How do you navigate a healthy marriage when one of you is long-term sick?

I am so fortunate to have a man whose commitment to our marriage equals my own. But that isn’t just a lucky thing, there are never any guarantees that relationships will produce equal commitment. When we found each other, we were careful.  We talked explicitly about this issue.  For us, our previous marriages to others provided the common ground we needed for common understandings. We credit our equal commitment to having first hand understandings of the opposite.  We both had more commitment than our previous spouses.  Both of our marriages ended because the other half didn’t feel the same way about commitment.

So when we met, our shared language was all about what commitment really meant. To us. Did we share the same ideas as each other?  We knew we couldn’t proceed any other way.  And we found we did. But it was touch and go as to whether we would even get married.  It had seemed to us that marriage is nothing to do with the paperwork.  Broken hearts and other people’s choices had shown us just how easily you can dissolve that legal agreement.  For us, marriage was not to do with the paper at all.  Our marriage began when we moved in together.  It was sealed when our baby girl was born, and ratified when our son arrived.   So when sickness moved in, we were already pulling together; equally yoked to the beautiful burden of being a family.

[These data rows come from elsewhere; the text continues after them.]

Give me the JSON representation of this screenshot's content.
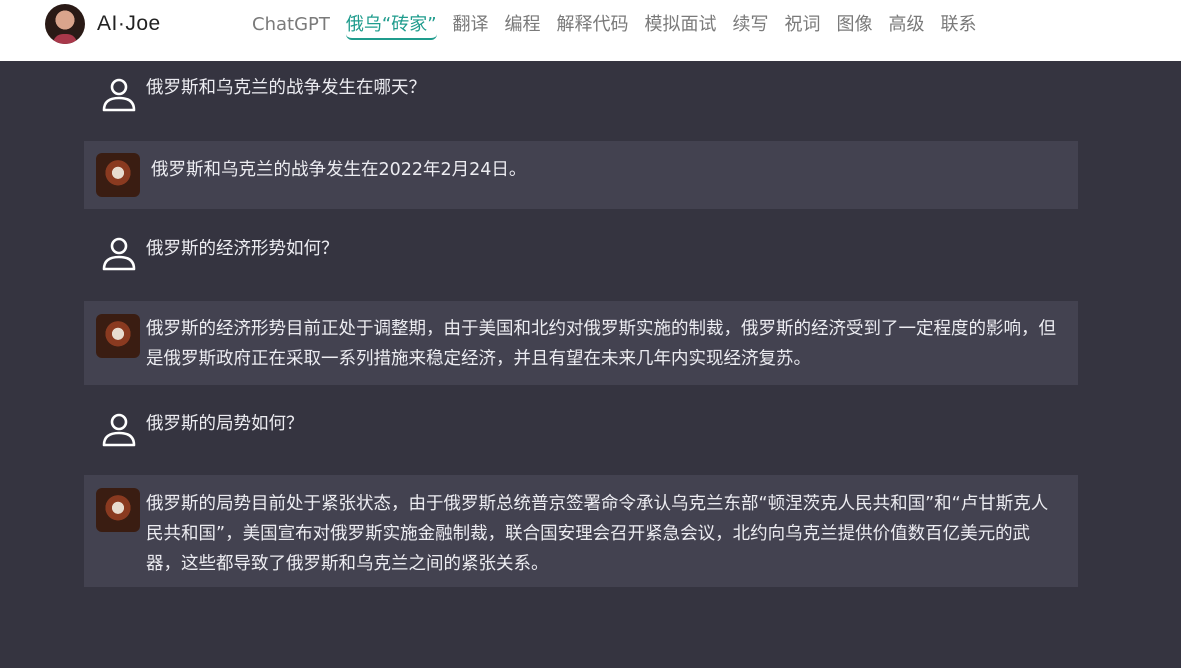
{
  "header": {
    "brand_name": "AI·Joe",
    "nav": [
      {
        "label": "ChatGPT",
        "active": false
      },
      {
        "label": "俄乌“砖家”",
        "active": true
      },
      {
        "label": "翻译",
        "active": false
      },
      {
        "label": "编程",
        "active": false
      },
      {
        "label": "解释代码",
        "active": false
      },
      {
        "label": "模拟面试",
        "active": false
      },
      {
        "label": "续写",
        "active": false
      },
      {
        "label": "祝词",
        "active": false
      },
      {
        "label": "图像",
        "active": false
      },
      {
        "label": "高级",
        "active": false
      },
      {
        "label": "联系",
        "active": false
      }
    ]
  },
  "messages": [
    {
      "role": "user",
      "text": "俄罗斯和乌克兰的战争发生在哪天？"
    },
    {
      "role": "bot",
      "text": "俄罗斯和乌克兰的战争发生在2022年2月24日。"
    },
    {
      "role": "user",
      "text": "俄罗斯的经济形势如何？"
    },
    {
      "role": "bot",
      "text": "俄罗斯的经济形势目前正处于调整期，由于美国和北约对俄罗斯实施的制裁，俄罗斯的经济受到了一定程度的影响，但是俄罗斯政府正在采取一系列措施来稳定经济，并且有望在未来几年内实现经济复苏。"
    },
    {
      "role": "user",
      "text": "俄罗斯的局势如何？"
    },
    {
      "role": "bot",
      "text": "俄罗斯的局势目前处于紧张状态，由于俄罗斯总统普京签署命令承认乌克兰东部“顿涅茨克人民共和国”和“卢甘斯克人民共和国”，美国宣布对俄罗斯实施金融制裁，联合国安理会召开紧急会议，北约向乌克兰提供价值数百亿美元的武器，这些都导致了俄罗斯和乌克兰之间的紧张关系。"
    }
  ],
  "colors": {
    "accent": "#1f9c8d",
    "background": "#353440",
    "bot_bubble": "#434250",
    "text": "#ececf1"
  },
  "icons": {
    "user": "user-icon",
    "bot": "bot-avatar"
  }
}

My hubster is an honest fella.  He told me once that if he had known what was ahead of us, he wouldn’t have embarked on the relationship. In truth, if I had known I wouldn’t have wanted him to, either. Who would ever choose it? Who would ever want it for their partner?  For themselves?  Neither of us.  But now, he often reassures me that he’s staying. He chooses to stay committed to me, to our family. He says, in his quiet way, “I’m not going anywhere”.  And I know that he means it.  And I have agonised about whether or not I should leave him. Set him free and let him have a different life. He tells me he would be miserable without me and I know that it is mutual.  We’re a set now. I can’t pull my weight physically, financially and sometimes not even emotionally. But when it comes to commitment, we are equal. And that is the forward momentum our marriage needs.

A few years ago when we were beginning to struggle with my lessening ability to do things around the place, we had an argument. It was a big blow up.  A big release. And I realised that we needed to make another commitment to each other, so that we would know at all times we could rely on each other. We promised that we would always do our best. That is a different thing for both of us, but equal effort.  If there was something I could do, I would do it. If there was anything that was within my scope of ability, I would do it. And I have. He has too. It’s actually a brilliant rule for life.  I think, before we made that promise, he was afraid that I would sink into a chronic illness malaise and do less and less and less.  Not from lack of ability, but from lack of will.

what do you see inside my heart_i’m good

And so that is how we navigate marriage with one of us sick. We both commit equally to the marriage and we both commit equally to doing everything we can, our best, to make it work.

How do you manage your relationship in the context of your illness?
I’d love to hear your thoughts.
Have a listen to this stunning song by Priscilla Ahn.  Oh, that voice!